Power System Restoration after Failures

Mike Adibi
IRD, Inc.

Abstract
Given, that blackouts are likely to occur, one might ask what are being done to reduce their impact, i.e., their extent, intensity and duration? Immediately after the initial event, the power system frequency rise and decay are arrested automatically by load rejection, load shedding, isolation scheme and controlled islanding. The success rate of these automatic schemes has been over 50%! The challenge has been to coordinate the control and protective systems between the generating plants and the electrical system which have up to two orders of magnitude response differences.

In the subsequent restoration phase, plant operators in coordination with system operators attempt to manually maintain a balance between load and generation by using the available initial sources of power and supplying the critical loads by priority. The duration of these manual procedures has invariably taken much longer than the equipment limitations.
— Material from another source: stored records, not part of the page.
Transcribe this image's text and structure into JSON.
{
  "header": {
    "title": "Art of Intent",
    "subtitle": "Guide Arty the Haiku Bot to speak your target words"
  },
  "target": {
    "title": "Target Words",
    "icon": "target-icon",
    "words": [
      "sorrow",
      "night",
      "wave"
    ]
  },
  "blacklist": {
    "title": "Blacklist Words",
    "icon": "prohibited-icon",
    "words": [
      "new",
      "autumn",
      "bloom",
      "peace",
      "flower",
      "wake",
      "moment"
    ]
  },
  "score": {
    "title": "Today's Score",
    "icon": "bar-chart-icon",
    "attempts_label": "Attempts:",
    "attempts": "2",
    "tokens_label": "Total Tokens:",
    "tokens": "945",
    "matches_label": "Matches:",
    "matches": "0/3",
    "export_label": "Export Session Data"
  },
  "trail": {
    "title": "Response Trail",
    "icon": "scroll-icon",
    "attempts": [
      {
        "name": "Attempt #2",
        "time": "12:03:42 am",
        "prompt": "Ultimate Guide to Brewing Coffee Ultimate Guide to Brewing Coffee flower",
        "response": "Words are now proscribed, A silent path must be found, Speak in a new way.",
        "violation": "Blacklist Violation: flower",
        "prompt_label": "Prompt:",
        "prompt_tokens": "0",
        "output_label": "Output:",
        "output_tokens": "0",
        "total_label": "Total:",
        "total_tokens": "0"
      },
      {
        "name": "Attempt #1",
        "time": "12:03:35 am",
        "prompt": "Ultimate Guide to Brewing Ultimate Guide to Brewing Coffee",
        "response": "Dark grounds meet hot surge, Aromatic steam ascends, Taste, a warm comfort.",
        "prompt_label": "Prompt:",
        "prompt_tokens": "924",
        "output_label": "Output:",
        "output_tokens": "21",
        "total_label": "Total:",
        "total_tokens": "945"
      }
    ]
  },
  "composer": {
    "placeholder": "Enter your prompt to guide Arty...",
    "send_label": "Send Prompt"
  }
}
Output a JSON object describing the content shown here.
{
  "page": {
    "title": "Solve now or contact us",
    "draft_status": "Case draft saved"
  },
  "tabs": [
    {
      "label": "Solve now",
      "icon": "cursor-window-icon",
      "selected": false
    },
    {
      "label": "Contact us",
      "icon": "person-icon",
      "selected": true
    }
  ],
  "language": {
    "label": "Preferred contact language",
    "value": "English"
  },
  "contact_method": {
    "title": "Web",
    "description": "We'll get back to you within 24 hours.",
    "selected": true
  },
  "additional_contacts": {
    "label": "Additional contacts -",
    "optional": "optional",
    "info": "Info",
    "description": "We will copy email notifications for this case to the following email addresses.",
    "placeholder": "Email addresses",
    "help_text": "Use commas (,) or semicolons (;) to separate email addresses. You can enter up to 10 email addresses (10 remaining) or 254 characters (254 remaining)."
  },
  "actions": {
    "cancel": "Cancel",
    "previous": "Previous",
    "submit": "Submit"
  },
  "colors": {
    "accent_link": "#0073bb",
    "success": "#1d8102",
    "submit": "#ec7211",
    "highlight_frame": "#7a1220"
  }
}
In view of the industry's breakup, the concern is that the power plants - power system manual coordination may no longer receive the due attention, resulting in a greater blackout impact.

It is concluded that research and development efforts in the automatic coordination of power plants - power system is more expedient and in near term more advantageous resulting in a reduced blackout impact.

Slides